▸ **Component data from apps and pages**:

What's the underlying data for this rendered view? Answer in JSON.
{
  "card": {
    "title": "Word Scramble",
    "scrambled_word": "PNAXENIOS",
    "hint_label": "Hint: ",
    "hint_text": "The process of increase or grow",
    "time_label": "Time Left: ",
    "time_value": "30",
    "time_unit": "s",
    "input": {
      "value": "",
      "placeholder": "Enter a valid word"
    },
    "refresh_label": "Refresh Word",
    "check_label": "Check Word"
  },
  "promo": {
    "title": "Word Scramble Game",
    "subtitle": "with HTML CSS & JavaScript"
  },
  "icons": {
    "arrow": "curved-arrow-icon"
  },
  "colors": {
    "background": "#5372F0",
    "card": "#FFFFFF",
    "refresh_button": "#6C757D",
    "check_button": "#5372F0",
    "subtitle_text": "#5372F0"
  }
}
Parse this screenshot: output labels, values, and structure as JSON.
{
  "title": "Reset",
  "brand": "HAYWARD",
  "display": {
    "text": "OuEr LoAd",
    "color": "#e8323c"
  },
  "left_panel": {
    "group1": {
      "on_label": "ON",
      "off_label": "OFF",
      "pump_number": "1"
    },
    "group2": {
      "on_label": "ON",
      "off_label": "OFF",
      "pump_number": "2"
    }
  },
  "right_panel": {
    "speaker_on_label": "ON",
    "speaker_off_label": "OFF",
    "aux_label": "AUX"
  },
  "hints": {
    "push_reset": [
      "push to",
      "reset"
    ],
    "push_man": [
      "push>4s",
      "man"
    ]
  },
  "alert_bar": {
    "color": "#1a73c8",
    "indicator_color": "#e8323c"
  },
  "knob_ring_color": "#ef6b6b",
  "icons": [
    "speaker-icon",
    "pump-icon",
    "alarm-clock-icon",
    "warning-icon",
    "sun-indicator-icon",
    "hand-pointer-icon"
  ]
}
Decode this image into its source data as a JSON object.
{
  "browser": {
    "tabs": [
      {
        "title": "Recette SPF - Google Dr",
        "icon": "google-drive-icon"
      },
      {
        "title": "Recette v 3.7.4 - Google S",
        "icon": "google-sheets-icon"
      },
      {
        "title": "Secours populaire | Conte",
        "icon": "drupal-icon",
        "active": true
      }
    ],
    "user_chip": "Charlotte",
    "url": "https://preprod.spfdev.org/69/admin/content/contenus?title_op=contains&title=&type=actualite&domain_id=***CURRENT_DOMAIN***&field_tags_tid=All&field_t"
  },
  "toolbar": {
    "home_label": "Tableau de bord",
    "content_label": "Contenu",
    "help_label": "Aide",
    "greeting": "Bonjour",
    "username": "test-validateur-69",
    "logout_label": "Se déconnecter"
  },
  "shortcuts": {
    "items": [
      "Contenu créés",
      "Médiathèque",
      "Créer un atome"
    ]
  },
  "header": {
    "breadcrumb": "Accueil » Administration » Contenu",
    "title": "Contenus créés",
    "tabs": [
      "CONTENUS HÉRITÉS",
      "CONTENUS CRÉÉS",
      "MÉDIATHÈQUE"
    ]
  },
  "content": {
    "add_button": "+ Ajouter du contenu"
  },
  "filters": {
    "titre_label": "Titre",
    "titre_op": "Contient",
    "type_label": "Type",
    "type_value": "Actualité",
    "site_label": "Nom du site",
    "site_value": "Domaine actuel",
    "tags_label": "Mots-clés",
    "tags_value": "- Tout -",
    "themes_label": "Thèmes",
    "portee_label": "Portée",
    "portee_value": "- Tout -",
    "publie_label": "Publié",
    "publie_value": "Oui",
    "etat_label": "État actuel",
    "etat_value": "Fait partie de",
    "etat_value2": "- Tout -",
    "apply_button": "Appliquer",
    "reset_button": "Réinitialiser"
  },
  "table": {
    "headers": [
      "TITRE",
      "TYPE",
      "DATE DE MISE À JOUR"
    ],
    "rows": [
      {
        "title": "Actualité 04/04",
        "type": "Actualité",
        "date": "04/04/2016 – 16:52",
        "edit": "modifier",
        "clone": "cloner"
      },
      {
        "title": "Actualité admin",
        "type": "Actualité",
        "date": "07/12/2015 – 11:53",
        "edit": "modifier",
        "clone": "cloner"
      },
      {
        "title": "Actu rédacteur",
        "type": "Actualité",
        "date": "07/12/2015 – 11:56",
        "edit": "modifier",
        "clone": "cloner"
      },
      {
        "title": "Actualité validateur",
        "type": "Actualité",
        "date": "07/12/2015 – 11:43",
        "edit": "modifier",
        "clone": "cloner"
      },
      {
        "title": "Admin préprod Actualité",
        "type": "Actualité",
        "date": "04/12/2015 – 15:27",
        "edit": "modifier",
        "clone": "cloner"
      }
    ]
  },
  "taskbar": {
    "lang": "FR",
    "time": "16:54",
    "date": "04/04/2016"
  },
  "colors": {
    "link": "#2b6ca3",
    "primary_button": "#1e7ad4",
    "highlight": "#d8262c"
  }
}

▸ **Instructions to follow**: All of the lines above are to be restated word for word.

▸ **Answer section**:
What's the underlying data for this rendered view? Answer in JSON.
{
  "card": {
    "title": "Word Scramble",
    "scrambled_word": "PNAXENIOS",
    "hint_label": "Hint: ",
    "hint_text": "The process of increase or grow",
    "time_label": "Time Left: ",
    "time_value": "30",
    "time_unit": "s",
    "input": {
      "value": "",
      "placeholder": "Enter a valid word"
    },
    "refresh_label": "Refresh Word",
    "check_label": "Check Word"
  },
  "promo": {
    "title": "Word Scramble Game",
    "subtitle": "with HTML CSS & JavaScript"
  },
  "icons": {
    "arrow": "curved-arrow-icon"
  },
  "colors": {
    "background": "#5372F0",
    "card": "#FFFFFF",
    "refresh_button": "#6C757D",
    "check_button": "#5372F0",
    "subtitle_text": "#5372F0"
  }
}
Parse this screenshot: output labels, values, and structure as JSON.
{
  "title": "Reset",
  "brand": "HAYWARD",
  "display": {
    "text": "OuEr LoAd",
    "color": "#e8323c"
  },
  "left_panel": {
    "group1": {
      "on_label": "ON",
      "off_label": "OFF",
      "pump_number": "1"
    },
    "group2": {
      "on_label": "ON",
      "off_label": "OFF",
      "pump_number": "2"
    }
  },
  "right_panel": {
    "speaker_on_label": "ON",
    "speaker_off_label": "OFF",
    "aux_label": "AUX"
  },
  "hints": {
    "push_reset": [
      "push to",
      "reset"
    ],
    "push_man": [
      "push>4s",
      "man"
    ]
  },
  "alert_bar": {
    "color": "#1a73c8",
    "indicator_color": "#e8323c"
  },
  "knob_ring_color": "#ef6b6b",
  "icons": [
    "speaker-icon",
    "pump-icon",
    "alarm-clock-icon",
    "warning-icon",
    "sun-indicator-icon",
    "hand-pointer-icon"
  ]
}
Decode this image into its source data as a JSON object.
{
  "browser": {
    "tabs": [
      {
        "title": "Recette SPF - Google Dr",
        "icon": "google-drive-icon"
      },
      {
        "title": "Recette v 3.7.4 - Google S",
        "icon": "google-sheets-icon"
      },
      {
        "title": "Secours populaire | Conte",
        "icon": "drupal-icon",
        "active": true
      }
    ],
    "user_chip": "Charlotte",
    "url": "https://preprod.spfdev.org/69/admin/content/contenus?title_op=contains&title=&type=actualite&domain_id=***CURRENT_DOMAIN***&field_tags_tid=All&field_t"
  },
  "toolbar": {
    "home_label": "Tableau de bord",
    "content_label": "Contenu",
    "help_label": "Aide",
    "greeting": "Bonjour",
    "username": "test-validateur-69",
    "logout_label": "Se déconnecter"
  },
  "shortcuts": {
    "items": [
      "Contenu créés",
      "Médiathèque",
      "Créer un atome"
    ]
  },
  "header": {
    "breadcrumb": "Accueil » Administration » Contenu",
    "title": "Contenus créés",
    "tabs": [
      "CONTENUS HÉRITÉS",
      "CONTENUS CRÉÉS",
      "MÉDIATHÈQUE"
    ]
  },
  "content": {
    "add_button": "+ Ajouter du contenu"
  },
  "filters": {
    "titre_label": "Titre",
    "titre_op": "Contient",
    "type_label": "Type",
    "type_value": "Actualité",
    "site_label": "Nom du site",
    "site_value": "Domaine actuel",
    "tags_label": "Mots-clés",
    "tags_value": "- Tout -",
    "themes_label": "Thèmes",
    "portee_label": "Portée",
    "portee_value": "- Tout -",
    "publie_label": "Publié",
    "publie_value": "Oui",
    "etat_label": "État actuel",
    "etat_value": "Fait partie de",
    "etat_value2": "- Tout -",
    "apply_button": "Appliquer",
    "reset_button": "Réinitialiser"
  },
  "table": {
    "headers": [
      "TITRE",
      "TYPE",
      "DATE DE MISE À JOUR"
    ],
    "rows": [
      {
        "title": "Actualité 04/04",
        "type": "Actualité",
        "date": "04/04/2016 – 16:52",
        "edit": "modifier",
        "clone": "cloner"
      },
      {
        "title": "Actualité admin",
        "type": "Actualité",
        "date": "07/12/2015 – 11:53",
        "edit": "modifier",
        "clone": "cloner"
      },
      {
        "title": "Actu rédacteur",
        "type": "Actualité",
        "date": "07/12/2015 – 11:56",
        "edit": "modifier",
        "clone": "cloner"
      },
      {
        "title": "Actualité validateur",
        "type": "Actualité",
        "date": "07/12/2015 – 11:43",
        "edit": "modifier",
        "clone": "cloner"
      },
      {
        "title": "Admin préprod Actualité",
        "type": "Actualité",
        "date": "04/12/2015 – 15:27",
        "edit": "modifier",
        "clone": "cloner"
      }
    ]
  },
  "taskbar": {
    "lang": "FR",
    "time": "16:54",
    "date": "04/04/2016"
  },
  "colors": {
    "link": "#2b6ca3",
    "primary_button": "#1e7ad4",
    "highlight": "#d8262c"
  }
}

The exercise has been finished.